**WHAT TO WORK ON:**
Show only those lines of the entries where the string "Rodriguez" is found.

**TASK MATERIAL:**
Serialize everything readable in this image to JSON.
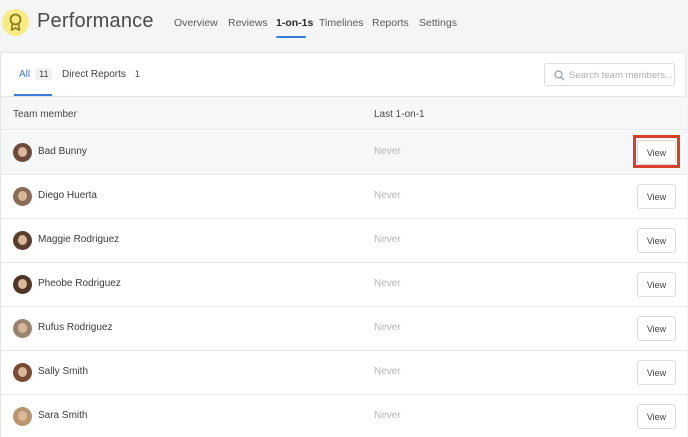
{
  "app": {
    "title": "Performance"
  },
  "nav": [
    {
      "label": "Overview"
    },
    {
      "label": "Reviews"
    },
    {
      "label": "1-on-1s",
      "active": true
    },
    {
      "label": "Timelines"
    },
    {
      "label": "Reports"
    },
    {
      "label": "Settings"
    }
  ],
  "tabs": [
    {
      "label": "All",
      "count": "11",
      "active": true
    },
    {
      "label": "Direct Reports",
      "count": "1"
    }
  ],
  "search": {
    "placeholder": "Search team members..."
  },
  "table": {
    "headers": {
      "member": "Team member",
      "last": "Last 1-on-1"
    },
    "rows": [
      {
        "name": "Bad Bunny",
        "last": "Never",
        "action": "View",
        "avatar_color": "#6b4a3a"
      },
      {
        "name": "Diego Huerta",
        "last": "Never",
        "action": "View",
        "avatar_color": "#8a6b55"
      },
      {
        "name": "Maggie Rodriguez",
        "last": "Never",
        "action": "View",
        "avatar_color": "#5a3e2e"
      },
      {
        "name": "Pheobe Rodriguez",
        "last": "Never",
        "action": "View",
        "avatar_color": "#4d3528"
      },
      {
        "name": "Rufus Rodriguez",
        "last": "Never",
        "action": "View",
        "avatar_color": "#9a8470"
      },
      {
        "name": "Sally Smith",
        "last": "Never",
        "action": "View",
        "avatar_color": "#7a4a32"
      },
      {
        "name": "Sara Smith",
        "last": "Never",
        "action": "View",
        "avatar_color": "#b8956e"
      }
    ]
  },
  "colors": {
    "accent": "#3a7bd5",
    "highlight": "#d9402b",
    "logo_bg": "#f7ec83"
  }
}
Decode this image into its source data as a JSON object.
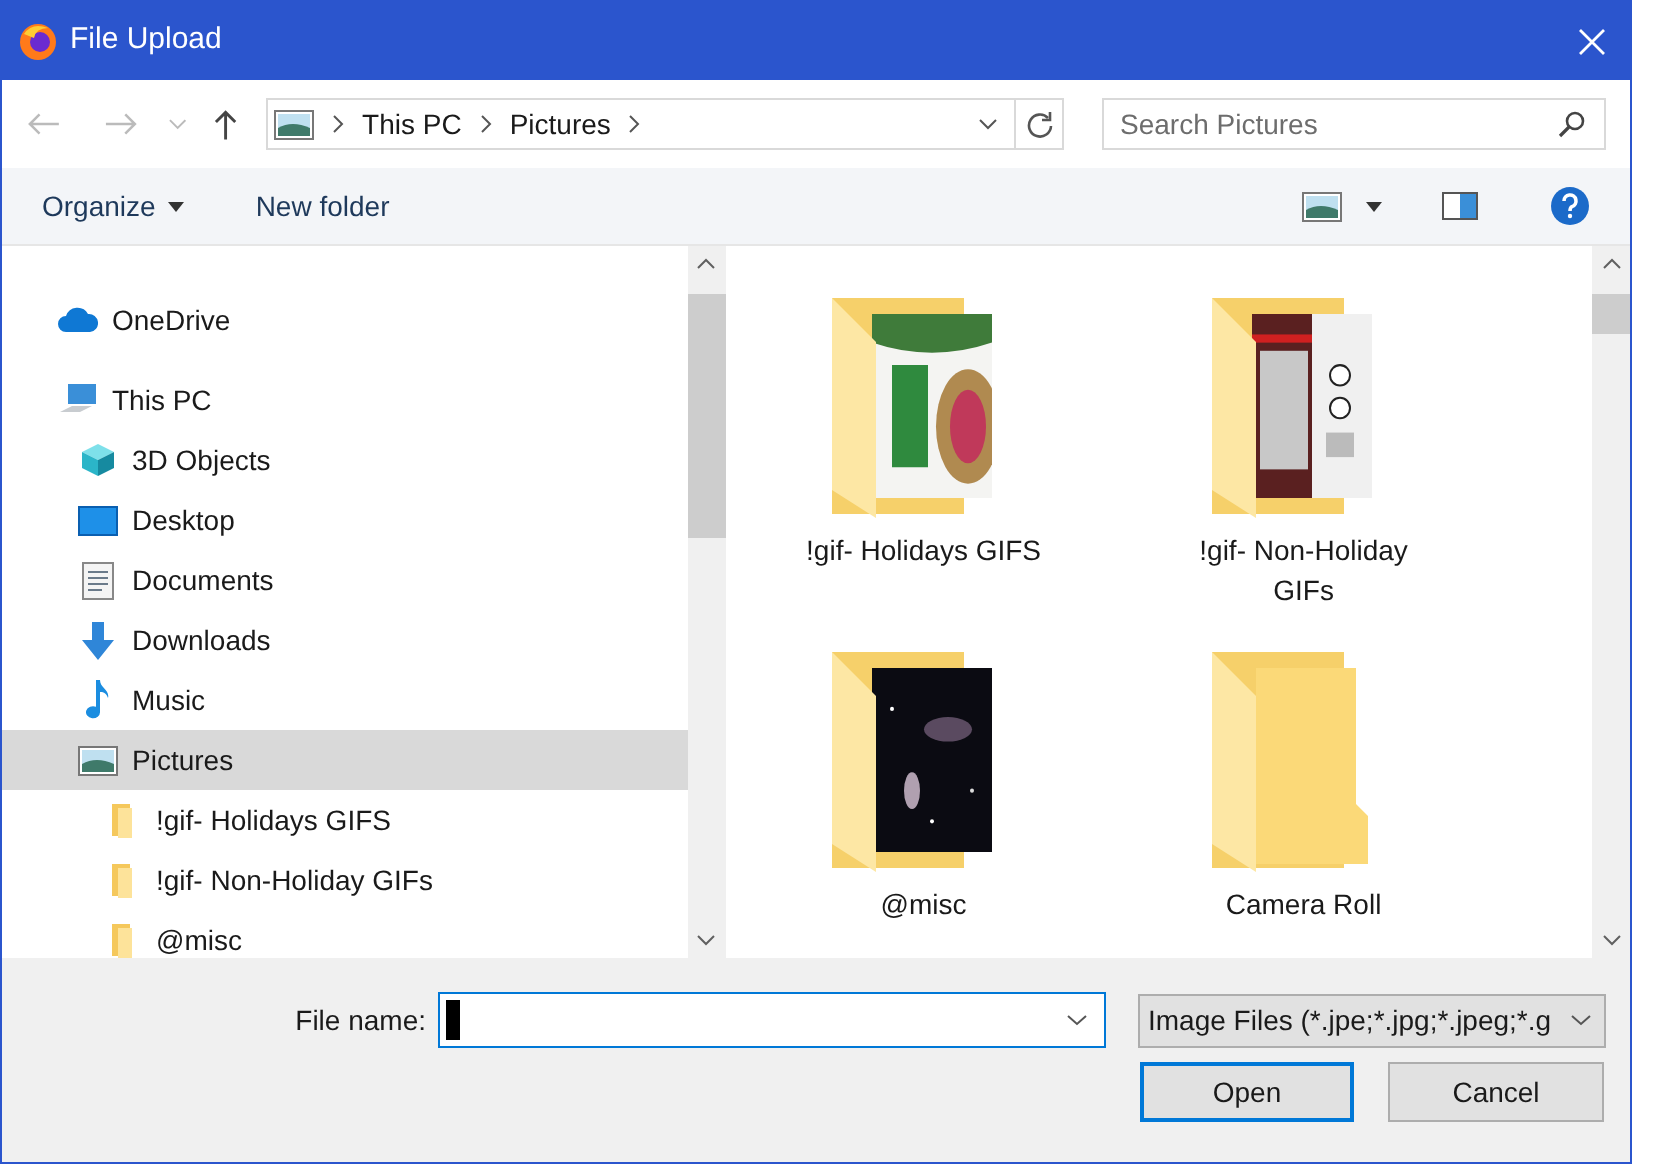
{
  "window": {
    "title": "File Upload"
  },
  "address": {
    "crumbs": [
      "This PC",
      "Pictures"
    ]
  },
  "search": {
    "placeholder": "Search Pictures"
  },
  "toolbar": {
    "organize": "Organize",
    "new_folder": "New folder"
  },
  "nav": [
    {
      "label": "OneDrive",
      "kind": "cloud",
      "selected": false
    },
    {
      "label": "This PC",
      "kind": "pc",
      "selected": false,
      "children": [
        {
          "label": "3D Objects",
          "kind": "cube",
          "selected": false
        },
        {
          "label": "Desktop",
          "kind": "desktop",
          "selected": false
        },
        {
          "label": "Documents",
          "kind": "document",
          "selected": false
        },
        {
          "label": "Downloads",
          "kind": "download",
          "selected": false
        },
        {
          "label": "Music",
          "kind": "music",
          "selected": false
        },
        {
          "label": "Pictures",
          "kind": "pictures",
          "selected": true,
          "children": [
            {
              "label": "!gif- Holidays GIFS",
              "kind": "folder",
              "selected": false
            },
            {
              "label": "!gif- Non-Holiday GIFs",
              "kind": "folder",
              "selected": false
            },
            {
              "label": "@misc",
              "kind": "folder",
              "selected": false
            }
          ]
        }
      ]
    }
  ],
  "items": [
    {
      "label": "!gif- Holidays GIFS",
      "preview": true
    },
    {
      "label": "!gif- Non-Holiday GIFs",
      "preview": true
    },
    {
      "label": "@misc",
      "preview": true
    },
    {
      "label": "Camera Roll",
      "preview": false
    }
  ],
  "file_name": {
    "label": "File name:"
  },
  "file_type": {
    "value": "Image Files (*.jpe;*.jpg;*.jpeg;*.g"
  },
  "buttons": {
    "open": "Open",
    "cancel": "Cancel"
  }
}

**WRITTEN SOLUTION:**
        "name": "Maggie Rodriguez",
        "name": "Pheobe Rodriguez",
        "name": "Rufus Rodriguez",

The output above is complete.